ICountryTaxCalculator interface. So, calling
calculate_tax_amount() returns the tax amount no matter which country
the user belongs to.
TaxCalculator class now conforms to OCP. If you need to
calculate for a country not currently covered, all you need to do is to
create another class that inherits from the
class and writes the tax calculation logic there.
TaxCalculator should be open for extending the functionality (by
adding new country-specific classes that implement
ICountryTaxCalculator ), and meanwhile, it should also be closed for
modification (you don’t need to change its source code).
from abc import ABC, abstractmethod class ICountryTaxCalculator(ABC): @abstractmethod def calculate_tax_amount(self): pass
So that’s the
ICountryTaxCalculator interface. An abstract class

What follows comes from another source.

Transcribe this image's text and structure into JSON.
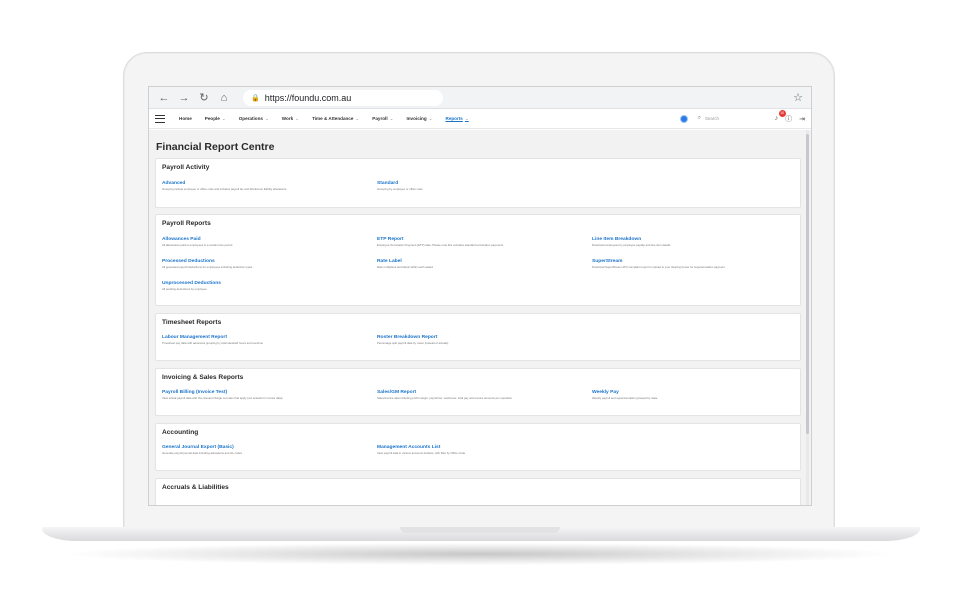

that has just one abstract method.
We now can implement three classes from that interface:
TaxCalculatorForUK , and
Let’s see how we create these classes after
has been implemented.
class TaxCalculatorForUS(ICountryTaxCalculator): def __init__(self, total_income, total_deduction): self.total_income = total_income self.total_deduction = total_deduction def calculate_tax_amount(self): taxable_income = self.total_income - self.total_deduction return taxable_income * 30 / 100 class TaxCalculatorForUK(ICountryTaxCalculator): def __init__(self, total_income, total_deduction): self.total_income = total_income self.total_deduction = total_deduction def calculate_tax_amount(self): taxable_income = self.total_income - self.total_deduction return taxable_income * 35 / 100 class TaxCalculatorForIN(ICountryTaxCalculator): def __init__(self, total_income, total_deduction): self.total_income = total_income self.total_deduction = total_deduction def calculate_tax_amount(self): taxable_income = self.total_income - self.total_deduction return taxable_income * 20 / 100
calculate_tax_amount() method implemented by these classes finds
taxable income by subtracting deductions from the income.
This value is treated as a taxable income, and a certain percentage of it (30%, 35%, and 20%, respectively) is returned to the caller as the tax amount.
TaxCalculator class and modify it as shown below:
class TaxCalculator: def calculate(self, ICountryTaxCalculator: obj): tax_amount = obj.calculate_tax_amount(); # do something more if needed return tax_amount
calculate() method accepts an object of a type that implements
ICountryTaxCalculator and invokes
The tax amount is then returned to the caller.
Although not required in this example, you may do some extra processing
in addition to calling
It is a simple fact that software systems evolve over time. New requirements must constantly be satisfied, and existing requirements must be changed according to customer needs or technology progress.
Applying the Open/Closed Principle is a good way to maintain any extension required for your codebase.
- Beginning SOLID Principles and Design Patterns for ASP.NET Developers by Bipin Joshi